"Instead of immunizing against [Staphylococcus causing bacteria], we prevented the organism from being able to set up the disease," says Patrick Schlievert, PhD, professor and chair of microbiology at the University of Iowa Carver College of Medicine and lead researcher of the study.
In animal model trials trials, the vaccine provided sterilizing immunity, meaning it produced an immune response completely eliminating the infection. In one trial, Dr. Schlievert and researchers introducedStaphylococcus bacteria into rabbits at extremely high doses, up to four million times more bacteria than normal. When the researchers injected their vaccine and then administered theStaphylococcus bacteria into the rabbits' lungs, 86 of the 88 rabbits had sterilizing immunity after seven days.
The next step for the Iowa researchers is conducting safety studies, which Dr. Schlievert says could be complete as early as in the next couple of years, pending FDA approval. If all goes well, the implications of this vaccine could be greatly effective and potentially eliminate the threat of certain Staphylococcus infections for good.

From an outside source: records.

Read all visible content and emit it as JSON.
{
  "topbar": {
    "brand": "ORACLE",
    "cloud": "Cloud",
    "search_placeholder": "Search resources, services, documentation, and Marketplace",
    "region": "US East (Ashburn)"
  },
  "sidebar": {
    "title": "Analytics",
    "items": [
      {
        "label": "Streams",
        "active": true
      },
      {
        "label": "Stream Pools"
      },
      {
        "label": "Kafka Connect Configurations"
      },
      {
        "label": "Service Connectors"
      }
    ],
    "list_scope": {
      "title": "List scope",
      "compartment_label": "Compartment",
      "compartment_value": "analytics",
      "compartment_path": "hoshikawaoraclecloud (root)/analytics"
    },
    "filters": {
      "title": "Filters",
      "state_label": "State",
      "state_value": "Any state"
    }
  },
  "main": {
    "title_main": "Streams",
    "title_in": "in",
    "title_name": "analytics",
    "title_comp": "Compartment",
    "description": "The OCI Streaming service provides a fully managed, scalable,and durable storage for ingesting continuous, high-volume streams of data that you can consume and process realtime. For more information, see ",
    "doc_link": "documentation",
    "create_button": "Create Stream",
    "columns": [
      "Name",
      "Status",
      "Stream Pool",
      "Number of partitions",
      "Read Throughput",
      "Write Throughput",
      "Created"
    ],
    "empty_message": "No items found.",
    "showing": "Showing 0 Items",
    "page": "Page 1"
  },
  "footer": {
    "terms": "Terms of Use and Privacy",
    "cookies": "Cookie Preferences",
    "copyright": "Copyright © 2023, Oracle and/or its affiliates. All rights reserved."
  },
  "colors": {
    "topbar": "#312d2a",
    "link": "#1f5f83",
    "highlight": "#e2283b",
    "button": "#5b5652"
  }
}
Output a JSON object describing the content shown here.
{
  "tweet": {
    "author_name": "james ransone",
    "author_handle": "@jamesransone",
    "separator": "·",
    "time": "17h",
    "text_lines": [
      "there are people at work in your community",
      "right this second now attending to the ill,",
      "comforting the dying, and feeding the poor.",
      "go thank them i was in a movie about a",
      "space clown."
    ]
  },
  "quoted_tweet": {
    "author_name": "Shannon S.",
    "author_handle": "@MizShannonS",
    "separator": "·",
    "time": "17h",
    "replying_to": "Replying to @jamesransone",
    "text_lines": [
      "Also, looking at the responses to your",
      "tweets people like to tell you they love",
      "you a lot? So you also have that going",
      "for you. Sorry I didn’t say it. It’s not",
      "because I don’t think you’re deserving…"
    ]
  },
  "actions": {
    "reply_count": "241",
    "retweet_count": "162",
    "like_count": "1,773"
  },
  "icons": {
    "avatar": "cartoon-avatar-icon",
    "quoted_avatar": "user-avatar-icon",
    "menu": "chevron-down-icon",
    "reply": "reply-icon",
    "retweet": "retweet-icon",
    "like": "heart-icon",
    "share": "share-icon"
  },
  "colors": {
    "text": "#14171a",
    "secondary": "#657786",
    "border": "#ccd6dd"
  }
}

"The bad thing is Staphylococcus aureus varieties come and go. They emerge and they disappear and new strains come and they disappear," Dr. Schlievert says. "The thing we've seen consistently over the years is these three targets that we have are maintained over the long term, so we think by protecting against them, we will have a vaccine that will work against any variety of Staphylococcus aureus and would extend into the future."